Though the relevance of liberal education for human nature is profound, few men appear to be aware of its importance, and those who are aware seem only to be imperfectly conscious of it. Yet despite our overwhelming preoccupation with practical matters, the desire to know does not altogether escape any of us. Hence Aristotle can say, at the beginning of the Metaphysics, that “men are by nature philosophers, lovers of wisdom.”
It is true, further, that men cannot remain ignorant of the need to educate themselves about philosophical matters without consequences. To remain in such a state is to live in a way that is less than human. Socrates had this in mind when he judged that “the unexamined life is not worth living.” To deny philosophy on the other hand is impossible. “You say,” writes Aristotle in a celebrated dilemma, “one must philosophize. Then you must philosophize. You say one should not philosophize. Then (to prove your contention) you must philosophize. In any case you must philosophize.”
The questions pursued by liberal education are inescapable. So long as man exists these questions will emerge, and if they are not answerable truthfully, then man lives enslaved in darkness or in error.
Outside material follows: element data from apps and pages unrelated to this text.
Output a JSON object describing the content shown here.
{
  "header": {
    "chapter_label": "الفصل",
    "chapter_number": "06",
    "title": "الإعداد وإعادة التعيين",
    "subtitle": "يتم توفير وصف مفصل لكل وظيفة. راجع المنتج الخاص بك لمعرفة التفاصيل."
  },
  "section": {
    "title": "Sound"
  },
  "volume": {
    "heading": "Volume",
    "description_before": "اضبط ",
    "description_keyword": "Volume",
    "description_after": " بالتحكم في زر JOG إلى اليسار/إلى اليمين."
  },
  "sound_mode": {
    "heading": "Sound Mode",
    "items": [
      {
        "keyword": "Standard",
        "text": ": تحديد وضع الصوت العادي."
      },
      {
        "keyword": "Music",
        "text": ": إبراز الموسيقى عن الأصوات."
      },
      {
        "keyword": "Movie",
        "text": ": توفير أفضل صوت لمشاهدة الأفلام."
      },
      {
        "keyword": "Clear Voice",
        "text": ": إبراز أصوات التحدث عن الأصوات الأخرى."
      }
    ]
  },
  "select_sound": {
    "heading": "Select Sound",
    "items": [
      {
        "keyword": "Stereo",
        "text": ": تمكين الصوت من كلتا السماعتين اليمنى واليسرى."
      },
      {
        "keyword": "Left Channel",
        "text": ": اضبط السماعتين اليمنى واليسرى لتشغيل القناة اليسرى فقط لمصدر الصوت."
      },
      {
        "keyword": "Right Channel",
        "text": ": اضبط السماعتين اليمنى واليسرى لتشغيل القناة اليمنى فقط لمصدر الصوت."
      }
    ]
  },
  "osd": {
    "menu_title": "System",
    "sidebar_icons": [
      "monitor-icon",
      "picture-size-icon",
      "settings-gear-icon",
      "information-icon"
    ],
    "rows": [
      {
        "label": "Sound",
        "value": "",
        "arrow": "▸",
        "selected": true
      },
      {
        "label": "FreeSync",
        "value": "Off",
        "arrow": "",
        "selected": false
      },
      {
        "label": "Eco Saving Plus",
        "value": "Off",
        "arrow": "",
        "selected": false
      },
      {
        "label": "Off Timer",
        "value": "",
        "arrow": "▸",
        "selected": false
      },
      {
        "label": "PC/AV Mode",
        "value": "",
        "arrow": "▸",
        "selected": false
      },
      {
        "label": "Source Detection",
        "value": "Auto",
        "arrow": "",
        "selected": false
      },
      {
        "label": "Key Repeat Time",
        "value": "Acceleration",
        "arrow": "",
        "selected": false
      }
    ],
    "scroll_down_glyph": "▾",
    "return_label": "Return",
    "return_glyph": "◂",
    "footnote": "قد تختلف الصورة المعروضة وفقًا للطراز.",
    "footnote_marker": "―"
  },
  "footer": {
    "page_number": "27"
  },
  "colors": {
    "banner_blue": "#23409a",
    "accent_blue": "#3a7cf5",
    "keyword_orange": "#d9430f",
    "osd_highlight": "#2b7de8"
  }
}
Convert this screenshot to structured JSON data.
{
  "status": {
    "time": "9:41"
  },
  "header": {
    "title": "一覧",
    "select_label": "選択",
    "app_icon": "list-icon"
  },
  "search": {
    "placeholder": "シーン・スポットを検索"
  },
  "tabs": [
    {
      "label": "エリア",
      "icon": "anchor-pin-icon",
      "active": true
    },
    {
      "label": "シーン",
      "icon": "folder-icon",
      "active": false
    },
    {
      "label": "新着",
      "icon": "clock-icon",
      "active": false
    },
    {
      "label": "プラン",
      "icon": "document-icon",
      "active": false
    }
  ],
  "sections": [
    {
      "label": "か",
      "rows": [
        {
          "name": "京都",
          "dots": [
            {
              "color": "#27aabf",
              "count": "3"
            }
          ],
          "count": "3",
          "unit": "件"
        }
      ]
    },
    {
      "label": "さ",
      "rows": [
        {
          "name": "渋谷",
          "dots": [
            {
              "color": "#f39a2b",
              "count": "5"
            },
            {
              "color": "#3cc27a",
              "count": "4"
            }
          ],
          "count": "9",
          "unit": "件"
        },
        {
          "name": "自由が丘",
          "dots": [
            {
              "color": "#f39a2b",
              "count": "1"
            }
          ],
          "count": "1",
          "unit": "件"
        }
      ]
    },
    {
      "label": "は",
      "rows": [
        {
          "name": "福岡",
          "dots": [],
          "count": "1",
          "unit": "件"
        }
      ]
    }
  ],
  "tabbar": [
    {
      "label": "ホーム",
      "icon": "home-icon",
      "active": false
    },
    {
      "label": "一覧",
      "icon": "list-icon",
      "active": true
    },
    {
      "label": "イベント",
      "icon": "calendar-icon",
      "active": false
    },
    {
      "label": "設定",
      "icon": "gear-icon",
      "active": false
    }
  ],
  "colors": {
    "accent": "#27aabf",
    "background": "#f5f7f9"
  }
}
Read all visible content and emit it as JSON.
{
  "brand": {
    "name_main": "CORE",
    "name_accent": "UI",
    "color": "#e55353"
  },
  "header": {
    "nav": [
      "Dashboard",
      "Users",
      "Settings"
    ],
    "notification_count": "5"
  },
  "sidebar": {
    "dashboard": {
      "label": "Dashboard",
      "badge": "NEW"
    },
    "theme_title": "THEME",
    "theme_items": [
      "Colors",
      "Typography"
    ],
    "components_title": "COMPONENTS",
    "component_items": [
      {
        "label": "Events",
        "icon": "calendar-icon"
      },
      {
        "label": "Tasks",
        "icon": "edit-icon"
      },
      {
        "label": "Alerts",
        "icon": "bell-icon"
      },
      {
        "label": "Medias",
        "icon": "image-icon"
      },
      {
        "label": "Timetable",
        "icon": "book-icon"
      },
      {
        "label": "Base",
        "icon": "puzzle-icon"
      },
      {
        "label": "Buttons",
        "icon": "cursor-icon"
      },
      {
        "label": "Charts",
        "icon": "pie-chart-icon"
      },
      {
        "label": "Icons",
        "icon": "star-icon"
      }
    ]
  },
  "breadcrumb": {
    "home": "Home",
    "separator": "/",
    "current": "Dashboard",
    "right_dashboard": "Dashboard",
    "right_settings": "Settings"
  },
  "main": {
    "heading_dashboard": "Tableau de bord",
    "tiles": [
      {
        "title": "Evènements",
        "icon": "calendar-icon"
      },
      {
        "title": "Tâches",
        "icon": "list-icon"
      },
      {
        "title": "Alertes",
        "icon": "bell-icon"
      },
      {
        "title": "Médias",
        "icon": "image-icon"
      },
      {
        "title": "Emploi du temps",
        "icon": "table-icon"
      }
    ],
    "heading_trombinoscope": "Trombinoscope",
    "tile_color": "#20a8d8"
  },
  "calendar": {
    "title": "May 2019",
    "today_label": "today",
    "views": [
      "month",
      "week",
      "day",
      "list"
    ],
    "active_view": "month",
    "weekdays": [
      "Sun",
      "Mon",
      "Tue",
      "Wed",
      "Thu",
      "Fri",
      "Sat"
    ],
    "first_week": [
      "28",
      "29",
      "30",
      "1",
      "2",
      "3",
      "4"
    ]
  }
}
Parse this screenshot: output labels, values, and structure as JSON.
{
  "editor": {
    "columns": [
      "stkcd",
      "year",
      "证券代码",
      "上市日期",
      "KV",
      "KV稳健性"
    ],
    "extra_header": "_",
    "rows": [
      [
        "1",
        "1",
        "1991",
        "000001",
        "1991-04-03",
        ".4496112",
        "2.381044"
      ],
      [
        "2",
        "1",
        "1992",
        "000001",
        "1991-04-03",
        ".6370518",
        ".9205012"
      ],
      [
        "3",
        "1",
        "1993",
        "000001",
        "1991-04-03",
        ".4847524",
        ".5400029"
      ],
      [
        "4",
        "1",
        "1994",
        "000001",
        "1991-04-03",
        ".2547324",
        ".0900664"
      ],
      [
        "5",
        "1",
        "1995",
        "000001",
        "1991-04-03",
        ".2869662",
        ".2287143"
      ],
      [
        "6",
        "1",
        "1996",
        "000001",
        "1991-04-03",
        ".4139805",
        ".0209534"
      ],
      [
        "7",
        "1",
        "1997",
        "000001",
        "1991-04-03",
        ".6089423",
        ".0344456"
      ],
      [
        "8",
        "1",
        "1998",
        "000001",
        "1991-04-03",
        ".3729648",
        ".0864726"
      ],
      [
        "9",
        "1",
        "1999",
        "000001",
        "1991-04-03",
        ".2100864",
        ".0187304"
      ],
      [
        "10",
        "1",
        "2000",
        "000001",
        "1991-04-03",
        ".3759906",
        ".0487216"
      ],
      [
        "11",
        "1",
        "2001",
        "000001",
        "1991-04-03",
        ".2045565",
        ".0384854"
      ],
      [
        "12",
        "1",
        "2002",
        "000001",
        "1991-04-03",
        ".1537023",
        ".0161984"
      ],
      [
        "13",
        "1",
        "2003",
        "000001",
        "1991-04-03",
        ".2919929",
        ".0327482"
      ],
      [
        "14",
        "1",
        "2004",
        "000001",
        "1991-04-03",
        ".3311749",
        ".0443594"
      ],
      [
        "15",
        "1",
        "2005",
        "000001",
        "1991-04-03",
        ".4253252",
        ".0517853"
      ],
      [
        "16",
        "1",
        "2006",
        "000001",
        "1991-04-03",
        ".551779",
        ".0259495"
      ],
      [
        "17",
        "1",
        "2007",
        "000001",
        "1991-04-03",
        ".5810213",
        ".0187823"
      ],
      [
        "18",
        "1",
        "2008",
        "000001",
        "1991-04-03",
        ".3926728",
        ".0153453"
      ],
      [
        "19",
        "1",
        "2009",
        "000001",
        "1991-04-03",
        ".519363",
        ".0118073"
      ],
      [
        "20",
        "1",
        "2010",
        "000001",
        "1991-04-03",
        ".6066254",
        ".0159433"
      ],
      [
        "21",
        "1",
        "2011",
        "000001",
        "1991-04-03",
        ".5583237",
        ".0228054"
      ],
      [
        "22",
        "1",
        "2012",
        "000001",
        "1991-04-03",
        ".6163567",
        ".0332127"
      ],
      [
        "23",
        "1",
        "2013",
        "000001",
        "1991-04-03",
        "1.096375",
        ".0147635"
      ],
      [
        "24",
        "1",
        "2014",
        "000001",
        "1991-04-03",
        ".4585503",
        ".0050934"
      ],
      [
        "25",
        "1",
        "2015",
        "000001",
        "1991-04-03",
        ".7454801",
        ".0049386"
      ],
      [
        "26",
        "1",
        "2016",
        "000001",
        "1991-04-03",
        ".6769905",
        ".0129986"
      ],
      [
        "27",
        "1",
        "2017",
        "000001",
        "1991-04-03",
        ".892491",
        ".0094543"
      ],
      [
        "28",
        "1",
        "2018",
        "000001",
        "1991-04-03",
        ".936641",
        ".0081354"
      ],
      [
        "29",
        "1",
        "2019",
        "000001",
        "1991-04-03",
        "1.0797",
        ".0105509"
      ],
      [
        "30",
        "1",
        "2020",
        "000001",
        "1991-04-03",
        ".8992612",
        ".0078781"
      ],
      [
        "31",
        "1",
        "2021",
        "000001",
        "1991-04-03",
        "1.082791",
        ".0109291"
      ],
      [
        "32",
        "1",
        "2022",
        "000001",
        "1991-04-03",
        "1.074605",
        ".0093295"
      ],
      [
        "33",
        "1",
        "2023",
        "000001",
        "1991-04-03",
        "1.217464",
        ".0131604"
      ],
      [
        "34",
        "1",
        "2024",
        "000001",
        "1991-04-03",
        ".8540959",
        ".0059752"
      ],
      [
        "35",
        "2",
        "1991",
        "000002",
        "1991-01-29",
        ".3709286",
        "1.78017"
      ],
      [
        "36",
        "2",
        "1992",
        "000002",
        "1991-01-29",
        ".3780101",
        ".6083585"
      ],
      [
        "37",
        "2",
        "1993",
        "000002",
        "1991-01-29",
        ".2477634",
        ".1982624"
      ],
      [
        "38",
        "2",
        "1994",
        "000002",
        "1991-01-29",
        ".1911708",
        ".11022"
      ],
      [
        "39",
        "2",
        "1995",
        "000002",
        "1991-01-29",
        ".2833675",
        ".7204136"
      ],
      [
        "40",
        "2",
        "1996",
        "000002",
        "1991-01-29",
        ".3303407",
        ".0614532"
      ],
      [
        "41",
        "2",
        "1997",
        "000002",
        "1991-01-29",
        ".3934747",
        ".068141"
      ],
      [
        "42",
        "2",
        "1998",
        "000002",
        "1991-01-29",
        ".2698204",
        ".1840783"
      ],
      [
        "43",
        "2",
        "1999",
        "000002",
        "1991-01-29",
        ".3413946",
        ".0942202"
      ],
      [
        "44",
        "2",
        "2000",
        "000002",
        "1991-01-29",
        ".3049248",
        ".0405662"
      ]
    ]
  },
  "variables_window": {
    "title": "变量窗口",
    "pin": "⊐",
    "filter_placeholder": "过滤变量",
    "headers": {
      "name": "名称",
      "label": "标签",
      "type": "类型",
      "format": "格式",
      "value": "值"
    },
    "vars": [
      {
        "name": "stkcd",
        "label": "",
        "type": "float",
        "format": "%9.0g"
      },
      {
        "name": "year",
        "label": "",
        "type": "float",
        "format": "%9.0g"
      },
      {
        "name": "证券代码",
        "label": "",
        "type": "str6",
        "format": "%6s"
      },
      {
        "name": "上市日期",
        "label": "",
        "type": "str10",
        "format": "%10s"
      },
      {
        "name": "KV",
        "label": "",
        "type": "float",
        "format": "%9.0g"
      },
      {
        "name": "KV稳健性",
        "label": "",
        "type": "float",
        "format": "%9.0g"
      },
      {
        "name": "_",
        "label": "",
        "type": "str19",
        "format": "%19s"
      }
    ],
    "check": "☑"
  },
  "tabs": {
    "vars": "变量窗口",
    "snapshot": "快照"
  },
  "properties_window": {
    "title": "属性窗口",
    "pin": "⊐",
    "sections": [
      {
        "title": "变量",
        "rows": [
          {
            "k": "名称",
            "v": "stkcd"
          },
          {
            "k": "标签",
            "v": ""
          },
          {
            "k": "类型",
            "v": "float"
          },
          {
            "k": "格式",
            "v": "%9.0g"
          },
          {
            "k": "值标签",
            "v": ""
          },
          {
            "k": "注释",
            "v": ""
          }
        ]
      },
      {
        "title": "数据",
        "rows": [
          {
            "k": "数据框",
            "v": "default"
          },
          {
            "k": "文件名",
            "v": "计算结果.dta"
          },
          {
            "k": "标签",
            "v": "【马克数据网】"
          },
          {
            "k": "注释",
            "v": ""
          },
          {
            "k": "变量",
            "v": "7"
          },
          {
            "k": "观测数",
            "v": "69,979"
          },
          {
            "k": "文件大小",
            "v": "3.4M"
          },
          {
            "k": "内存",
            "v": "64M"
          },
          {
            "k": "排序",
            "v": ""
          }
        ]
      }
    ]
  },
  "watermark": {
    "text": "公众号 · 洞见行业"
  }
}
And when a doctrine such as that of academic freedom rules over all efforts to pursue these questions, as is the case in our times, we become like those silly women of whom the Apostle says that they are “always learning, and never able to come to a knowledge of the truth.” (II Tim. 3:7) We remain slaves.